##### LISTED ENTRIES #####
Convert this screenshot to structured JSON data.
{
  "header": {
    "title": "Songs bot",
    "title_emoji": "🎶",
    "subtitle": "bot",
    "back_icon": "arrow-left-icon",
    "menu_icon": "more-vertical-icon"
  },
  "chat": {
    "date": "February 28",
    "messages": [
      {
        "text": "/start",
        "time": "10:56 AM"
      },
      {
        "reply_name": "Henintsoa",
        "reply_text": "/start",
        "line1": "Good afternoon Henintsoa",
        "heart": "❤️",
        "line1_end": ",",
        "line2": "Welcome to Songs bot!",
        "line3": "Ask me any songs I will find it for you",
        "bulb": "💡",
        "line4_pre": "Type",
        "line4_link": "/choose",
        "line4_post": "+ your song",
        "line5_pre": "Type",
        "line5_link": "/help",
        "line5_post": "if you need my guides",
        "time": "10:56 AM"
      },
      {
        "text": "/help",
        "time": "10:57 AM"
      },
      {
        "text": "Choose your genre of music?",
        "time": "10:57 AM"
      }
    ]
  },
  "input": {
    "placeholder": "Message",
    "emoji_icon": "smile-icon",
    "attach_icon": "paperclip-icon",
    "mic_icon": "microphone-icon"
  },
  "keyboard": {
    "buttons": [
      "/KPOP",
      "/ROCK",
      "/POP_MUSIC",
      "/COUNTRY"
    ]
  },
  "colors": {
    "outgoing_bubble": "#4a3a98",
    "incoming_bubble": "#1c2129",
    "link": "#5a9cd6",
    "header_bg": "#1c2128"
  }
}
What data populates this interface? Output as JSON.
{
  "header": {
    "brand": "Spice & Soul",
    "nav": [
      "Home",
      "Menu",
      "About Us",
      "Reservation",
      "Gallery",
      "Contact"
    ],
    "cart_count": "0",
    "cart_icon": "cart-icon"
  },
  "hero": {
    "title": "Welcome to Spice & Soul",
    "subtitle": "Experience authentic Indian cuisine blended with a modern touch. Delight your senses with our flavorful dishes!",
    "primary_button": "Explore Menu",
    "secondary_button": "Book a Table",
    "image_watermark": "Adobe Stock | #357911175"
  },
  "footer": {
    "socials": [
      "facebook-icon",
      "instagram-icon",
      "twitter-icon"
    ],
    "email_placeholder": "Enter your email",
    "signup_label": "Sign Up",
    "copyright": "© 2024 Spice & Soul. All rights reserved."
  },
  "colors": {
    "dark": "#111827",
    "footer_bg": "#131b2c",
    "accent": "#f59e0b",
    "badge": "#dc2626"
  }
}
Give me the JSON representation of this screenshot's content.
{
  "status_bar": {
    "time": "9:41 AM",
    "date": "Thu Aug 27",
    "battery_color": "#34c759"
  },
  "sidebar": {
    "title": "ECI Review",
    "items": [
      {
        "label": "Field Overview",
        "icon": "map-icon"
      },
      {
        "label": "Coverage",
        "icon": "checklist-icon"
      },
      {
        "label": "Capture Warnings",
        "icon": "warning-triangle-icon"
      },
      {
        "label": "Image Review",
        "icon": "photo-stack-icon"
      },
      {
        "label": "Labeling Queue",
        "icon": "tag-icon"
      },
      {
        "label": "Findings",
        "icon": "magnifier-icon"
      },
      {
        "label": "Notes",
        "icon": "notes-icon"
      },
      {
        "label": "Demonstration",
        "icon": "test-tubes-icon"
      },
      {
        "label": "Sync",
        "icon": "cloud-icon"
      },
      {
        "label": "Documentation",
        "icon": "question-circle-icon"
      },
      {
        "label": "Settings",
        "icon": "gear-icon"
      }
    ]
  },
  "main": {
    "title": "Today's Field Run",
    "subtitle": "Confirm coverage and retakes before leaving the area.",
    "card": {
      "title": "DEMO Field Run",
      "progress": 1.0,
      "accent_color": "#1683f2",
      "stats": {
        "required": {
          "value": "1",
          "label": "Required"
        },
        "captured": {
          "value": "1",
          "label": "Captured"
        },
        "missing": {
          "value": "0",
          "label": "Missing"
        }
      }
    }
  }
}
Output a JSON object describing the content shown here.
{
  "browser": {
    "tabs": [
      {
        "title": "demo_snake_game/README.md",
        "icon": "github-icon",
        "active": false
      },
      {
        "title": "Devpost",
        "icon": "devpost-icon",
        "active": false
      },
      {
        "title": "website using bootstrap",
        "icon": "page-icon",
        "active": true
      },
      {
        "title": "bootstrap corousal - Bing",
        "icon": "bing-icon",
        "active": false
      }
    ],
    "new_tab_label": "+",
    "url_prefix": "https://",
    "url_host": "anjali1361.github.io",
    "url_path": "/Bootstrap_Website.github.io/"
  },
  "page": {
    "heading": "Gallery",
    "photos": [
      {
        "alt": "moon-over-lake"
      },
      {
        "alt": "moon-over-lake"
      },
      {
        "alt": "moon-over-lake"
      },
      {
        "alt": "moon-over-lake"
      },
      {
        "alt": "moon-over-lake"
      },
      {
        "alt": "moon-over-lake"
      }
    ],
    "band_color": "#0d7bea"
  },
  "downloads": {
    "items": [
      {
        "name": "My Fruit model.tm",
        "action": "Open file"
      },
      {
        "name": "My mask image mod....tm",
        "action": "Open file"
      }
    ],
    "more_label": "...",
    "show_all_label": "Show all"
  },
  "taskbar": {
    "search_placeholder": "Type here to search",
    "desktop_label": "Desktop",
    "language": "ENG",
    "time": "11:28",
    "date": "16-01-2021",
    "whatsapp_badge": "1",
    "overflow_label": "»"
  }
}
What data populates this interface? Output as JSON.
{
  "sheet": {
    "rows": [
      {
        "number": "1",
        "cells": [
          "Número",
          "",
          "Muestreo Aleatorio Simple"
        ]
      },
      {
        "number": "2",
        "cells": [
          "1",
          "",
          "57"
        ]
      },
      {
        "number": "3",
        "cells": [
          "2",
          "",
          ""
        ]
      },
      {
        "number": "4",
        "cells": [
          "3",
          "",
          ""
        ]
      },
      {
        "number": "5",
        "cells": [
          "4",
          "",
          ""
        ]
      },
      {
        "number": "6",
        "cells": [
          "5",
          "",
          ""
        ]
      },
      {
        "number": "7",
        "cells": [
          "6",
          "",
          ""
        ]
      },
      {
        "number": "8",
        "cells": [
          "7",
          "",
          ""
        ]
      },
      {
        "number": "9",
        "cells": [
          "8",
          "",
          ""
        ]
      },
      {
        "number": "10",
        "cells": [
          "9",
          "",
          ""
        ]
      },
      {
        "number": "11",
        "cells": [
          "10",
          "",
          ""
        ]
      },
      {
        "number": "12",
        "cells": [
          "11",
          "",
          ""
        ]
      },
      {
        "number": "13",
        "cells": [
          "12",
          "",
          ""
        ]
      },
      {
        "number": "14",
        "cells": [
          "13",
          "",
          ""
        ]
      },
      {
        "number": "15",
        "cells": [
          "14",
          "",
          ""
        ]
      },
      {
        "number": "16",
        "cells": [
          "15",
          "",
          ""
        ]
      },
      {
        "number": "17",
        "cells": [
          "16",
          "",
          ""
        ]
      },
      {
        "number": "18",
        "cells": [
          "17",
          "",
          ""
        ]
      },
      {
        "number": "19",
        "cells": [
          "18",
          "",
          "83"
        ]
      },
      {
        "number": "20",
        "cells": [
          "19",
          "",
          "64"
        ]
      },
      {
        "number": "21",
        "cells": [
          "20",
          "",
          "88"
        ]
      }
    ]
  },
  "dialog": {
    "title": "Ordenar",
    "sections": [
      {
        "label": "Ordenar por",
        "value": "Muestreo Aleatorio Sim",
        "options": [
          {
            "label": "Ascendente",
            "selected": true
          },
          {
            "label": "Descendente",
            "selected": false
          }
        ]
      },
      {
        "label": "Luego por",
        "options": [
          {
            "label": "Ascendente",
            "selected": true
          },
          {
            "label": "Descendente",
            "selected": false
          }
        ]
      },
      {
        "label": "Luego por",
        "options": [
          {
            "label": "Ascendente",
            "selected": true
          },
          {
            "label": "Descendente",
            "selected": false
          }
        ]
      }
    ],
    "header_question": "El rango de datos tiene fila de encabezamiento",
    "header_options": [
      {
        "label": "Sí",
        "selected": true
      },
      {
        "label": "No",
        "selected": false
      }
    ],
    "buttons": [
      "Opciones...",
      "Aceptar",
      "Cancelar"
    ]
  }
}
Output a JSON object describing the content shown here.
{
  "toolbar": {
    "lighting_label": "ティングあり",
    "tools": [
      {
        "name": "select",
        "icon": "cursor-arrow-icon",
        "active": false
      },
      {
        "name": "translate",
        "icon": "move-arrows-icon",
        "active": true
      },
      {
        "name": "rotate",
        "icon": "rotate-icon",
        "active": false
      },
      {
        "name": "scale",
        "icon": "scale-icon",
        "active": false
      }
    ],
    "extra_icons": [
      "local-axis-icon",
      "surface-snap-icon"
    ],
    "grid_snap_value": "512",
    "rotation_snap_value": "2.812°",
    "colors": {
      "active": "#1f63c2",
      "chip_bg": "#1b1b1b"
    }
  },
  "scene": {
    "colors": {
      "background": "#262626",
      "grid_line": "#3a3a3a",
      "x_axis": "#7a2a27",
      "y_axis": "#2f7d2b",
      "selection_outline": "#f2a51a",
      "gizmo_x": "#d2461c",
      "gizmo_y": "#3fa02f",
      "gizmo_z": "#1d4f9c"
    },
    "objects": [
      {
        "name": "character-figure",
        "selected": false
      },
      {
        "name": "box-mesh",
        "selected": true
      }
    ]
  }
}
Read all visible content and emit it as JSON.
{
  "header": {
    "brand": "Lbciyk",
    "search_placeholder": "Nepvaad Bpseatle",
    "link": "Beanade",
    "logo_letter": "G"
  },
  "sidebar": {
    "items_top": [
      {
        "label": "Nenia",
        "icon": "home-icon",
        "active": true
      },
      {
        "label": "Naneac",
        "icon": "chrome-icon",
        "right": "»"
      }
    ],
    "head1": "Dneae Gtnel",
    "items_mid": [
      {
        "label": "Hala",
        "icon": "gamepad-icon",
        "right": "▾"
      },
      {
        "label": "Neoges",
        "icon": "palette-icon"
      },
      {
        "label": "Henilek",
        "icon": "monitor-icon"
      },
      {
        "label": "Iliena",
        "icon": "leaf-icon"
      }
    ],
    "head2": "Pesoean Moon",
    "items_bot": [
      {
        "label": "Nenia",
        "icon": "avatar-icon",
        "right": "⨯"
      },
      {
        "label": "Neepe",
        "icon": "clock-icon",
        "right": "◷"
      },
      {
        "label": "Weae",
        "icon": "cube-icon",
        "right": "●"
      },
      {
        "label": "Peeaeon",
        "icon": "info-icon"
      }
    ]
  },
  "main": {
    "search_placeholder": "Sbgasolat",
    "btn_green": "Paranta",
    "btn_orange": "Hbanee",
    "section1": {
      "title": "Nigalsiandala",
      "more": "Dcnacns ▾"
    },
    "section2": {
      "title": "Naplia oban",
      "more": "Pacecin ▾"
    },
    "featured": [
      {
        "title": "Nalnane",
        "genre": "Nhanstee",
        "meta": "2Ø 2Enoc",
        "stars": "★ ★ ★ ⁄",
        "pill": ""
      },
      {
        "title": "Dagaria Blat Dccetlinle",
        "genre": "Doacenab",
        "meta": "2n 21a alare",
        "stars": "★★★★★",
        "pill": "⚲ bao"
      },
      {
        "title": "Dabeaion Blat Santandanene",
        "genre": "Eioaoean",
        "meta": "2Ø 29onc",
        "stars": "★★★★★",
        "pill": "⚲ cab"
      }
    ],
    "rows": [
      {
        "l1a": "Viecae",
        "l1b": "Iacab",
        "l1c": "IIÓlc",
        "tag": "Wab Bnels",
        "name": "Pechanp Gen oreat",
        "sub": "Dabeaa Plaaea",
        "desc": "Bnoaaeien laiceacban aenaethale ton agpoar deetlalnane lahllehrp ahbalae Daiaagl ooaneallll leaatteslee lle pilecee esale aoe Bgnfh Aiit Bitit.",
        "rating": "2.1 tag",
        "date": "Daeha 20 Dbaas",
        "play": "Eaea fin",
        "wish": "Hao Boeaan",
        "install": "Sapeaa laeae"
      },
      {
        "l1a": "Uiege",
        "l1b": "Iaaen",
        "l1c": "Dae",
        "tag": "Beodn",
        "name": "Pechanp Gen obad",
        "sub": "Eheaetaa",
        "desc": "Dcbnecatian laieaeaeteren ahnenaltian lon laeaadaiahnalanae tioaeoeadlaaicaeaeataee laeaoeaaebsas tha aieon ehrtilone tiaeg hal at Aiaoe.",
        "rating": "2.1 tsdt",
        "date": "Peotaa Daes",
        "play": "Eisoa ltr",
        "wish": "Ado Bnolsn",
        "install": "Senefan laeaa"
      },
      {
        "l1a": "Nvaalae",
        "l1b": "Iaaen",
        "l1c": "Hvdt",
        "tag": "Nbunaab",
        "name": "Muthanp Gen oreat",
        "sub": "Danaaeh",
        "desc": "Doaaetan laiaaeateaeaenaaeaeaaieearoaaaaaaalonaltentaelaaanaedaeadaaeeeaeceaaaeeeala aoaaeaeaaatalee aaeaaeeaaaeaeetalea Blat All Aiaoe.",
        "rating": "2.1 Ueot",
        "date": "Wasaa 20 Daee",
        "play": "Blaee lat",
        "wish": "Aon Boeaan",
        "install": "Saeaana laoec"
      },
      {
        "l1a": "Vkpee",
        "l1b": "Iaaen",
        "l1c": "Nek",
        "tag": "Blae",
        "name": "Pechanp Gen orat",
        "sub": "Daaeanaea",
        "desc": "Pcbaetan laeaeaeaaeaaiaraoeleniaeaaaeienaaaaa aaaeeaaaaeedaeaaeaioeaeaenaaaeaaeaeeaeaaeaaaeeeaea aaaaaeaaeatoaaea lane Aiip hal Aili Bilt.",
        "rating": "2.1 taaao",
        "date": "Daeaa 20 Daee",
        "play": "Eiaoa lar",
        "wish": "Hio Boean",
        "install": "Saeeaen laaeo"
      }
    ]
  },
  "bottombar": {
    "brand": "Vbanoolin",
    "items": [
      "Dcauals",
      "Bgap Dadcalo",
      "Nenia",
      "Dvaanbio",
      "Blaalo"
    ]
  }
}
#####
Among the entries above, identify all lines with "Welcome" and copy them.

        "line2": "Welcome to Songs bot!",
    "title": "Welcome to Spice & Soul",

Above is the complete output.